1. Use a timer
If you’re anything like myself, you often find yourself rushing out the door in the morning only to find that the holiday lights are still on! If you’re turning your lights on each day around 6 p.m. and not turning them off until you’re heading out the door at 8 a.m., you’ve left your lights running for 14 hours—far beyond the 6 hours of daily use that most professionals recommend. Unfortunately, the only ones enjoying those lights in the wee hours of the morning are the squirrels and the birds, and you’re the one getting stuck with the bill! Instead, pick up an inexpensive timer that will automatically turn the lights on when the sun goes down and off after you’ve gone to bed, keeping you right around that 6-hour mark.
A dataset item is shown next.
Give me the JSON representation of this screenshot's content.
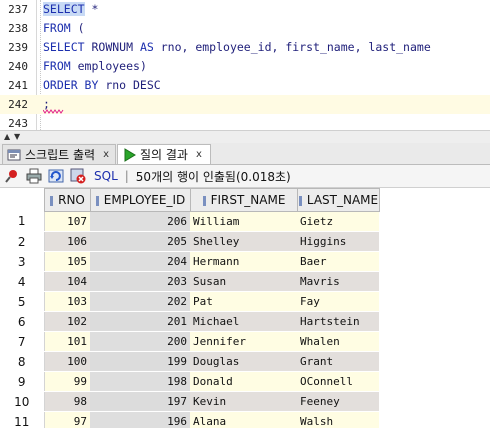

2. Use fiber optic displays
If you’re looking for the ultimate energy-efficient decorations, look no further than fiber optics. Fiber optic displays and trees are usually powered by a single bulb from the base, which emits the light throughout the tree or display. Not only do these fiber optic trees create various lighting effects, but they actually use as much as 90% less electricity than trees lit with incandescent lights. In addition to the cost savings, fiber optic trees are easy to maintain, require no additional lights and can last for years. Not to mention they can make for some pretty snazzy displays!
3. Switch to LED lights
Although LED lights cost more to purchase than traditional lights, their savings make up for it. In fact, LED lights actually use 90% less electricity than traditional incandescent lights! Let’s say your display consists of two decorations: a wreath that lights up and 10 strands of lights. With this display, you would be using approximately 635 watts with incandescent lights. However, if you had those same lights in LED, you would only be using approximately 96 watts! If you’re paying 11.3 cents per kilowatt, you’re saving yourself about $10.
However, the real savings with LED lights comes from their durability. LED lights don’t get hot, which not only makes them much safer, but it means that bulbs don’t burn out so those frustrating afternoons of checking bulbs to figure out why the whole strand went out is a thing of the past! Another perk to LED lights is that they last up to 100,000 hours compared to an average of just 2,000 hours with incandescent. Although you may have to pay more when purchasing those LEDs, you can expect to be decorating your house with those same strands of lights for the next 7–10 years!
4. Tone it down
If you tend to take your holiday decorating tips from Clark Griswold, you’re probably burning through a lot more electricity than you realize! And although you may get a kick out of cars lining up on your street to check out your display, you won’t enjoy it so much once you get that big bill. Instead, opt for a smaller display and decorations that use less electricity. An easy way to calculate your holiday lighting costs is to figure out how many watts each item or strand of lights uses and go from there. For every 2,500 watts that you’re using, you’re spending appropriately 30 cents per hour to have them lit up using traditional incandescent lights. This means that if you’ve got a large setup that’s burning through 10,000 watts and you’re keeping it lit for 6 hours a day for 30 days, you’re spending over $200 on your lighting display!